There’s one consolation: Boyd, in his efforts to establish a tinpot dictatorship, has not yet achieved the control enjoyed by his counterparts in Canada. There, scientists with government grants working on any issue that could affect industrial interests – tar sands, climate change, mining, sewage, salmon farms, water trading – are forbidden to speak freely to the public. They are shadowed by government minders and, when they must present their findings, given scripts to memorise and recite. Dozens of turbulent research programmes and institutes have either been cut to the bone or closed altogether.
In Australia, the new government has chosen not to appoint a science minister. Tony Abbott, who once described man-made climate change as “absolute crap”, has already shut down the government’s climate commission and climate change authority. But at least Australians are fighting back: the climate commission has been reconvened as an NGO, funded by donations. In Britain we allowed the government to shut down the Royal Commission on Environmental Pollution and the Sustainable Development Commission with scarcely a groan of protest.
David Cameron’s government claimed that the tiny savings it made were required to reduce the deficit. Yet somehow it manages to fund a lavish range of planet-wrecking programmes. The latest is the Centre for Doctoral Training in Oil and Gas, just launched by the Natural Environment Research Council. Its aim is “to support the oil and gas sector” by providing “focused training” in fracking, in exploiting tar deposits, and in searching for oil in polar regions. In other words, it is subsidising fossil fuel companies while promoting climate change. How many people believe this is a good use of public money?
To be reasonable, when a government is manipulating and misrepresenting scientific findings, is to dissent. To be reasonable, when it is helping to destroy human life and the natural world, is to dissent. As Julien Benda argued in La Trahison des Clercs, democracy and civilisation depend on intellectuals resisting conformity and power.

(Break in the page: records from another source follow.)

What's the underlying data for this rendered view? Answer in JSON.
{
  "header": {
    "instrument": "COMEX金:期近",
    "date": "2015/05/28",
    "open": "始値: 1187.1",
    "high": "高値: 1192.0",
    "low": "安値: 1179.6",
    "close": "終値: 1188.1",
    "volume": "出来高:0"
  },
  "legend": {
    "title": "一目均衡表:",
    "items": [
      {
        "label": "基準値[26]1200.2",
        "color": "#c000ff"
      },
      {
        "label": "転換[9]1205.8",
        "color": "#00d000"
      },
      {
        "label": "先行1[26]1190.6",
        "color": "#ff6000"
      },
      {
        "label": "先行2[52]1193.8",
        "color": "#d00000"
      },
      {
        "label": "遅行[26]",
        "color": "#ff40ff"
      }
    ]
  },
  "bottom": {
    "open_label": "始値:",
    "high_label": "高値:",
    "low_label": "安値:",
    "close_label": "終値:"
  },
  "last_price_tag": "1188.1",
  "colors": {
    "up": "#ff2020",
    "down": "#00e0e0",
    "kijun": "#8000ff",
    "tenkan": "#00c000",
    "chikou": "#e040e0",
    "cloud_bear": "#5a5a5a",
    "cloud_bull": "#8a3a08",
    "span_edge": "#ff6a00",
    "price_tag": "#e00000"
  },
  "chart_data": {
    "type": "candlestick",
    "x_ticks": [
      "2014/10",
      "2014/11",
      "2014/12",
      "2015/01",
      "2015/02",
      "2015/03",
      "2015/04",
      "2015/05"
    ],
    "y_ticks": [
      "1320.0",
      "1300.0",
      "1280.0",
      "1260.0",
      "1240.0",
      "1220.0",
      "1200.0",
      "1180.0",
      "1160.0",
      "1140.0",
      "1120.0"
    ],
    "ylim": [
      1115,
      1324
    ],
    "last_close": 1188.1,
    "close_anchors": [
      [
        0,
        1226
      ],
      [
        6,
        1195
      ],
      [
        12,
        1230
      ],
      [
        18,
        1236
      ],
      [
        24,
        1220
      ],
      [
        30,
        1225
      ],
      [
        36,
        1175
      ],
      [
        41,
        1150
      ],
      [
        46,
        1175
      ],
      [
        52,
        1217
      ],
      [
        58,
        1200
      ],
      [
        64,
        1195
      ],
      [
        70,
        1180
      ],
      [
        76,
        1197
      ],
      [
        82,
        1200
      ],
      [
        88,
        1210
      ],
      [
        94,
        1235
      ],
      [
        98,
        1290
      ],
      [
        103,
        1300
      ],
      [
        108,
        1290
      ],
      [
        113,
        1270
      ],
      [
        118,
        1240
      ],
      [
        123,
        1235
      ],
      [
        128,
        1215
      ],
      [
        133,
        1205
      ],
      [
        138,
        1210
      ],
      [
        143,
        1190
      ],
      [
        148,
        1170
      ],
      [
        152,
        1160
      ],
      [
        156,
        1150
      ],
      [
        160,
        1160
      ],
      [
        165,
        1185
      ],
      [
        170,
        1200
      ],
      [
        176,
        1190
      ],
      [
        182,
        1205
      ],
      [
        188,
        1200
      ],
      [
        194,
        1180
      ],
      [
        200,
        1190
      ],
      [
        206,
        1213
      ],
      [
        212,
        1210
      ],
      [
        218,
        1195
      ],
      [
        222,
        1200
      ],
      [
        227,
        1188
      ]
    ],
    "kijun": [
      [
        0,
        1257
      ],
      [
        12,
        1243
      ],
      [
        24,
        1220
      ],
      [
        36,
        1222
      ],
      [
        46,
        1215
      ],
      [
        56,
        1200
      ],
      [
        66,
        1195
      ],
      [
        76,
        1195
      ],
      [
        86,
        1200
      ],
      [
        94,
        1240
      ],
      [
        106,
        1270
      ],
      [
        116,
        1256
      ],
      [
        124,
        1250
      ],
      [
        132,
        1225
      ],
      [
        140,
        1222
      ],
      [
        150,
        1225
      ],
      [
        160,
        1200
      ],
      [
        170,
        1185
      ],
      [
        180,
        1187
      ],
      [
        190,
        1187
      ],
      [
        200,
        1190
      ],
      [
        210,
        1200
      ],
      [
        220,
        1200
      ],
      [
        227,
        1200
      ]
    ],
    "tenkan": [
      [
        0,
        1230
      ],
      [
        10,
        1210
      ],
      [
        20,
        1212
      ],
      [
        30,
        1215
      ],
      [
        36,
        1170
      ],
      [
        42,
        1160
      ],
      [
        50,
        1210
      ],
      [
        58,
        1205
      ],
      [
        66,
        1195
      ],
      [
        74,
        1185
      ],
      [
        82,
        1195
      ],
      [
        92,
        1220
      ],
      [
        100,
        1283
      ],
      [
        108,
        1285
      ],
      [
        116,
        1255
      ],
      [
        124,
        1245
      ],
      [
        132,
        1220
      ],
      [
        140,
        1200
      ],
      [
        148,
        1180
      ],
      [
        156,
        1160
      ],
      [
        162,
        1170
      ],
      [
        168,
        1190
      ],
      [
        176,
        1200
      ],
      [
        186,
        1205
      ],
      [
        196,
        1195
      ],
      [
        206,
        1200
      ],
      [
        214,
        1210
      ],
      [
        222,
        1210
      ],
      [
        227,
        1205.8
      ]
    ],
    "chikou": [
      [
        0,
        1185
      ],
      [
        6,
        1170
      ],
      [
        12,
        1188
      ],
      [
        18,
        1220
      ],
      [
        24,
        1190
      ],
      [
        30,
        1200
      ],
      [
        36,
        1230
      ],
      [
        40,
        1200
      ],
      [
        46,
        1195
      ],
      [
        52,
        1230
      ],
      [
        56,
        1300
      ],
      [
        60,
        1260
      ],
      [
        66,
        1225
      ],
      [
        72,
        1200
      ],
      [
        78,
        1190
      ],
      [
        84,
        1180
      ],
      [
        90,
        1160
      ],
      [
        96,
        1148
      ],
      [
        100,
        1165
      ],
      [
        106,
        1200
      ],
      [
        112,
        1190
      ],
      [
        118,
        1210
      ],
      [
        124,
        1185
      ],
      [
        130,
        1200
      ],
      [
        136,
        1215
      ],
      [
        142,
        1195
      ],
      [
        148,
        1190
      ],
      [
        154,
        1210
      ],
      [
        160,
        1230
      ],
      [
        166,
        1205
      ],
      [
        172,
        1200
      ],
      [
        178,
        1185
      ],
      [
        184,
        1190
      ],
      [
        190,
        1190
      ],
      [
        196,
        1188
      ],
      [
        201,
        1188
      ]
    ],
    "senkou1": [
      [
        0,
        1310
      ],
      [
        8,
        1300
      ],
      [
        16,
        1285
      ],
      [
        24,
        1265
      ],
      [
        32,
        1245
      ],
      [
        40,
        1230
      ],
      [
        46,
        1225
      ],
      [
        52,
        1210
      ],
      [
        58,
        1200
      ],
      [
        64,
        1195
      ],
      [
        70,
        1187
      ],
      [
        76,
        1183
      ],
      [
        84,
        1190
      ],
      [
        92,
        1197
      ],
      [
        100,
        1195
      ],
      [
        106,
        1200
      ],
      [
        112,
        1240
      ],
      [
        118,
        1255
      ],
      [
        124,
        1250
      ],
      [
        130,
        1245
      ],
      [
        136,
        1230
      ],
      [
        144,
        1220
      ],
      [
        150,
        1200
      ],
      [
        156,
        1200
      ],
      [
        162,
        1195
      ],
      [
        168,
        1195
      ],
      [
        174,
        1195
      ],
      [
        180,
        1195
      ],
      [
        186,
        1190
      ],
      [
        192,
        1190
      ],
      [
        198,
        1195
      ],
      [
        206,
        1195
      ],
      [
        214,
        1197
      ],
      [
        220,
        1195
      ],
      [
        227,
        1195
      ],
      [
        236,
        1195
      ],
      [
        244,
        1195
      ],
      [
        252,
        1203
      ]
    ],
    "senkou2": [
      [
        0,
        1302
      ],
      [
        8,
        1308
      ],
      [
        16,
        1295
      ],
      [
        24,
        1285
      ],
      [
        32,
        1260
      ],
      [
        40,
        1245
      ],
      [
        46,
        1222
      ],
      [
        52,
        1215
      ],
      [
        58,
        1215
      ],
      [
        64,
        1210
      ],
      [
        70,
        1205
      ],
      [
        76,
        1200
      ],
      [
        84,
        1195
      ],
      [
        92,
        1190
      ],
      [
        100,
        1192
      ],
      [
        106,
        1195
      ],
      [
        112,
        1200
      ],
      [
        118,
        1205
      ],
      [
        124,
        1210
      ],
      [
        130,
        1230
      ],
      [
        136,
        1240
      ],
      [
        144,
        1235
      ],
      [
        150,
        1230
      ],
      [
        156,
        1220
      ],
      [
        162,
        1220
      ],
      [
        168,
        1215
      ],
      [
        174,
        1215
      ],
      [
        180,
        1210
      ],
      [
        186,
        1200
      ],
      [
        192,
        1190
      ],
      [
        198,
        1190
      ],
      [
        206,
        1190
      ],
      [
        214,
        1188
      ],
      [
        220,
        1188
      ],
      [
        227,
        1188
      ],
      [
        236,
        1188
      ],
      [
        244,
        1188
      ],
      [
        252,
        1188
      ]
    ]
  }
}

A world in which scientists speak only through minders and in which dissent is considered the antithesis of reason is a world shorn of meaningful democratic choices. You can judge a government by its treatment of inconvenient facts and the people who expose them. This one does not emerge well.